There are plenty of things for politicians to hash out in the wake of massive flooding that hit southern Alberta last June.
Rebuilding will cost billions of dollars, much of it borne by taxpayers. And then there's the question of whether some areas now should be off limits to development.
But the issue generating as much, if not more heat as those weighty matters is the RCMP's decision to remove guns from evacuated homes in High River after most of the town was inundated by flood waters.
What seems on the surface to be a prudent move by the police to ensure firearms aren't stolen from vacant houses has turned into a surprisingly fierce debate about alleged RCMP over-reach.
Alberta Municipal Affairs Minister Doug Griffiths may have crossed a rhetorical red line when he he used a familiar four-letter word beginning with F to describe official opposition criticism of police actions.
Wildrose party leader Danielle Smith, who lives in High River and represents the area, hosted a town hall meeting for High River residents Thursday night to discuss what she called "the forced entry into private residences and the seizure of private property such as firearms," according to a release on the party's web site.
Residents who turned out for the meeting vented their anger at the way Mounties allegedly broke down doors and broke windows to get at their guns, the Calgary Sun reported. Some likened it to a police state and even Nazi Germany.
The RCMP is being investigated on the process that led to the decision to temporarily seize firearms.
[ Related: Southern Alberta floods by the numbers ]
"We are not above accountability," S. Sgt. Ian Shardlow, High River's new detachment commander, told the meeting, but added that during the emergency some hard decisions had to be made.
The Mounties have maintained that they only took guns that were left unsecured as officers searched homes for people. But some residents contend guns that were not in plain view, the Sun said.
Most of the more than 500 guns taken during the evacuation have been returned, RCMP say.
Wildrose has used the gun seizures to attack the government, something that apparently snapped the patience of the municipal affairs minister.
“It’s laughable. It’s a joke and she should be embarrassed by bringing it up,” Griffiths told the Calgary Herald on Thursday, before the Wildrose town hall.
“The RCMP are doing the best that they can and they did the best they can in the situation. I am sick and tired of people like her going around trying to blame people when we’re still trying to rebuild the community. It’s f---ing embarrassing.”
A few hours later, Griffiths took to Twitter to dial back the temperature.
My apologies for my inappropriate language today.
— Doug Griffiths (@GriffMLA) September 6, 2013
But Wildrose's attacks on the issue have clearly gotten under the government's skin.
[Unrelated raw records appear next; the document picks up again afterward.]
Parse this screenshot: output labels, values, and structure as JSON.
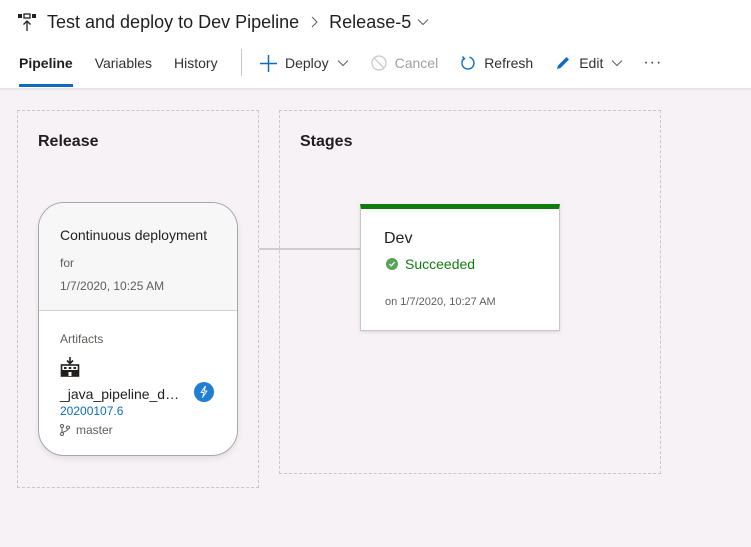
{
  "header": {
    "title": "Test and deploy to Dev Pipeline",
    "release": "Release-5",
    "icons": {
      "title": "release-pipeline-icon",
      "separator": "chevron-right-icon",
      "release_dropdown": "chevron-down-icon"
    }
  },
  "tabs": [
    {
      "label": "Pipeline",
      "active": true
    },
    {
      "label": "Variables",
      "active": false
    },
    {
      "label": "History",
      "active": false
    }
  ],
  "toolbar": {
    "deploy": {
      "label": "Deploy",
      "icon": "plus-icon"
    },
    "cancel": {
      "label": "Cancel",
      "icon": "cancel-icon",
      "disabled": true
    },
    "refresh": {
      "label": "Refresh",
      "icon": "refresh-icon"
    },
    "edit": {
      "label": "Edit",
      "icon": "pencil-icon"
    },
    "more": "···"
  },
  "release_group": {
    "title": "Release",
    "trigger": {
      "title": "Continuous deployment",
      "for_label": "for",
      "date": "1/7/2020, 10:25 AM"
    },
    "artifacts": {
      "label": "Artifacts",
      "name": "_java_pipeline_d…",
      "version": "20200107.6",
      "branch": "master",
      "icons": {
        "artifact": "build-artifact-icon",
        "trigger": "lightning-icon",
        "branch": "branch-icon"
      }
    }
  },
  "stages_group": {
    "title": "Stages",
    "stages": [
      {
        "name": "Dev",
        "status": "Succeeded",
        "date": "on 1/7/2020, 10:27 AM",
        "status_color": "#107c10"
      }
    ]
  },
  "colors": {
    "accent": "#0f6cbd",
    "success": "#107c10",
    "canvas": "#f6f2f6"
  }
}
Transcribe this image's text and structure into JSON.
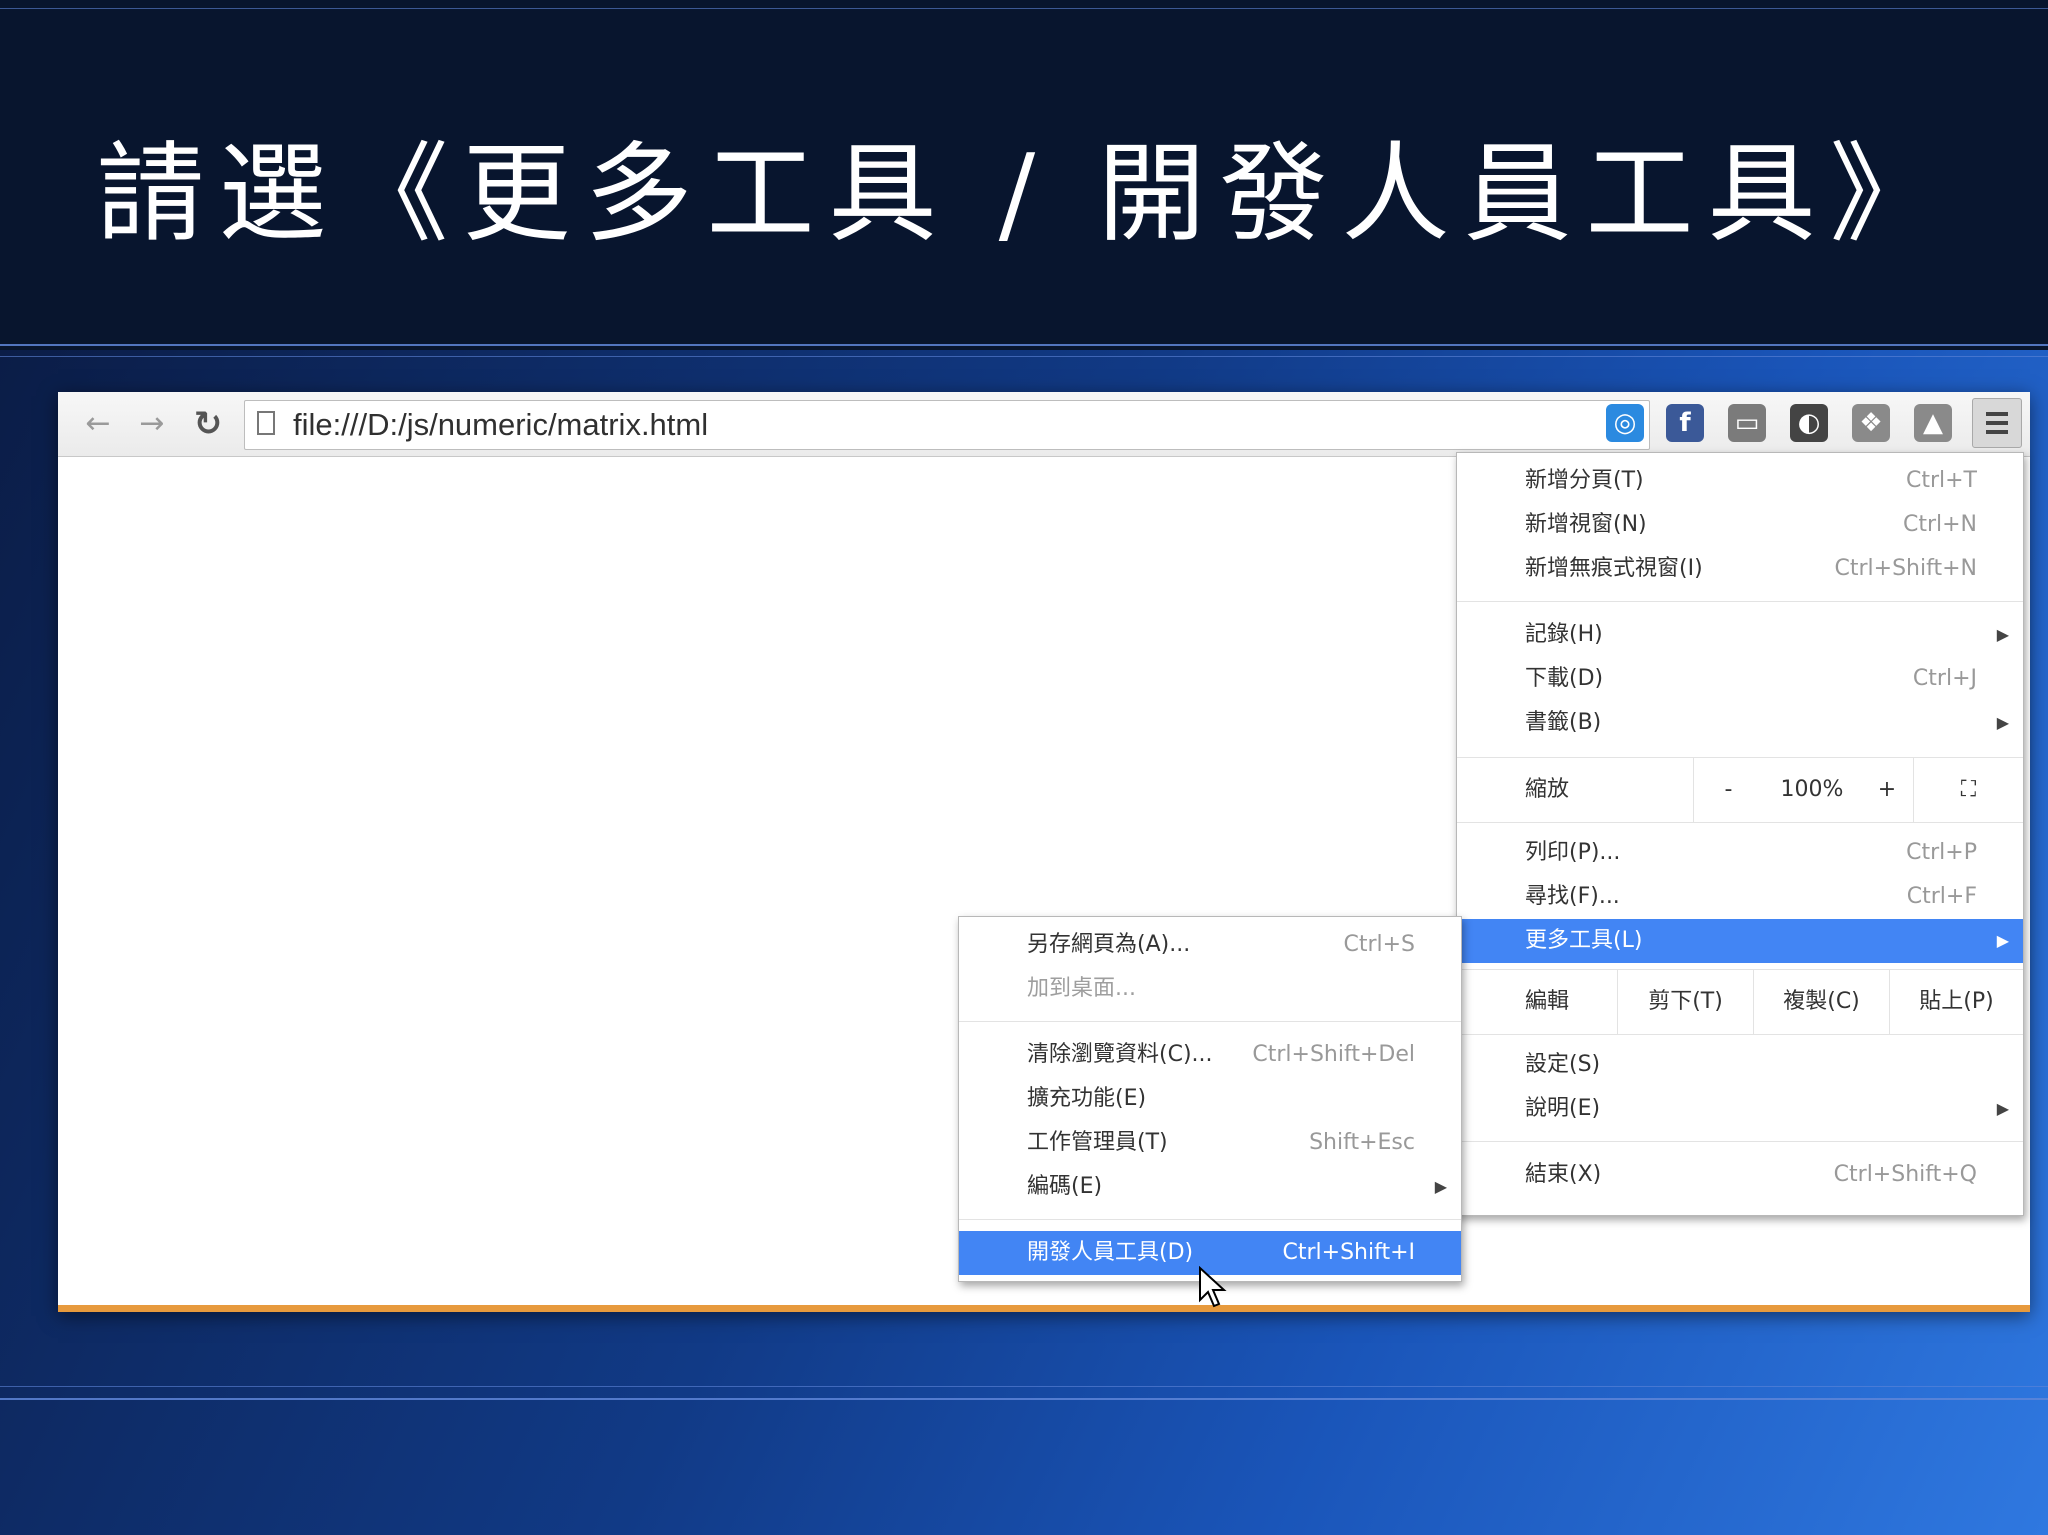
{
  "slide": {
    "title": "請選《更多工具 / 開發人員工具》"
  },
  "browser": {
    "nav": {
      "back_icon": "←",
      "forward_icon": "→",
      "reload_icon": "C"
    },
    "url": "file:///D:/js/numeric/matrix.html",
    "star_icon": "☆",
    "extensions": [
      {
        "name": "blue-circle-ext-icon",
        "glyph": "◎",
        "color": "#2b8ae0"
      },
      {
        "name": "facebook-ext-icon",
        "glyph": "f",
        "color": "#3b5998"
      },
      {
        "name": "keyboard-ext-icon",
        "glyph": "▭",
        "color": "#7b7b7b"
      },
      {
        "name": "dark-disc-ext-icon",
        "glyph": "◐",
        "color": "#444444"
      },
      {
        "name": "dropbox-ext-icon",
        "glyph": "❖",
        "color": "#8a8a8a"
      },
      {
        "name": "drive-ext-icon",
        "glyph": "▲",
        "color": "#8a8a8a"
      }
    ],
    "accent_bottom": "#e79a3d"
  },
  "main_menu": {
    "items_group1": [
      {
        "label": "新增分頁(T)",
        "shortcut": "Ctrl+T"
      },
      {
        "label": "新增視窗(N)",
        "shortcut": "Ctrl+N"
      },
      {
        "label": "新增無痕式視窗(I)",
        "shortcut": "Ctrl+Shift+N"
      }
    ],
    "items_group2": [
      {
        "label": "記錄(H)",
        "shortcut": "",
        "arrow": "▶"
      },
      {
        "label": "下載(D)",
        "shortcut": "Ctrl+J"
      },
      {
        "label": "書籤(B)",
        "shortcut": "",
        "arrow": "▶"
      }
    ],
    "zoom": {
      "label": "縮放",
      "minus": "-",
      "value": "100%",
      "plus": "+",
      "fullscreen": "⛶"
    },
    "items_group3": [
      {
        "label": "列印(P)...",
        "shortcut": "Ctrl+P"
      },
      {
        "label": "尋找(F)...",
        "shortcut": "Ctrl+F"
      },
      {
        "label": "更多工具(L)",
        "shortcut": "",
        "arrow": "▶"
      }
    ],
    "edit": {
      "label": "編輯",
      "cut": "剪下(T)",
      "copy": "複製(C)",
      "paste": "貼上(P)"
    },
    "items_group4": [
      {
        "label": "設定(S)",
        "shortcut": ""
      },
      {
        "label": "說明(E)",
        "shortcut": "",
        "arrow": "▶"
      }
    ],
    "exit": {
      "label": "結束(X)",
      "shortcut": "Ctrl+Shift+Q"
    }
  },
  "sub_menu": {
    "items_group1": [
      {
        "label": "另存網頁為(A)...",
        "shortcut": "Ctrl+S"
      },
      {
        "label": "加到桌面...",
        "shortcut": ""
      }
    ],
    "items_group2": [
      {
        "label": "清除瀏覽資料(C)...",
        "shortcut": "Ctrl+Shift+Del"
      },
      {
        "label": "擴充功能(E)",
        "shortcut": ""
      },
      {
        "label": "工作管理員(T)",
        "shortcut": "Shift+Esc"
      },
      {
        "label": "編碼(E)",
        "shortcut": "",
        "arrow": "▶"
      }
    ],
    "devtools": {
      "label": "開發人員工具(D)",
      "shortcut": "Ctrl+Shift+I"
    }
  }
}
Premier Alison Redford accused Wildrose of "preying on people's fear and frustrations," the Herald reported on Tuesday.
“We now have the leader of the Opposition saying that the RCMP destroyed property during what was the worst natural disaster in Alberta history? I don’t buy that,” Redford said.
“We have a federal police force that went above and beyond to secure property.”
At the time of the gun seizures, Redford defended the RCMP's actions despite criticism that went as high as Prime Minister Stephen Harper, the Herald noted. Yet provincial Justice Minister Jonathan Denis wrote the Mounties top Alberta officer expressing concern.
Political blogger David J. Climenhaga said Griffith's F-bomb "shows the Wildrose Opposition is getting right up the Progressive Conservative government's collective nose, which is exactly what you want to be doing if you're an opposition party on its way to being a government.
"You rattle 'em, then you put 'em off their game."
It's hard not to sympathize with the government's frustration at Wildrose's attacks, embodied by Griffiths' outburst, Climenhaga said.
"After all, it seems pretty cynically designed to open up the old Harper government wedge about firearms ownership and property rights without really having too much to do with the facts on the ground — or, in this case, I guess, on the water."
Shardlow told the Herald on Tuesday the force is awaiting the results of an investigation by the Commission for Public Complaints Against the RCMP into the way officers broke into and searched hundreds of High River homes.
“I hope the [commission] decision will provide us with insight,” he said. “We’re either on the side of angels and this was lawful and everything’s fine. Or it’s not and we need to adjust policies, procedures and decisions that were made.”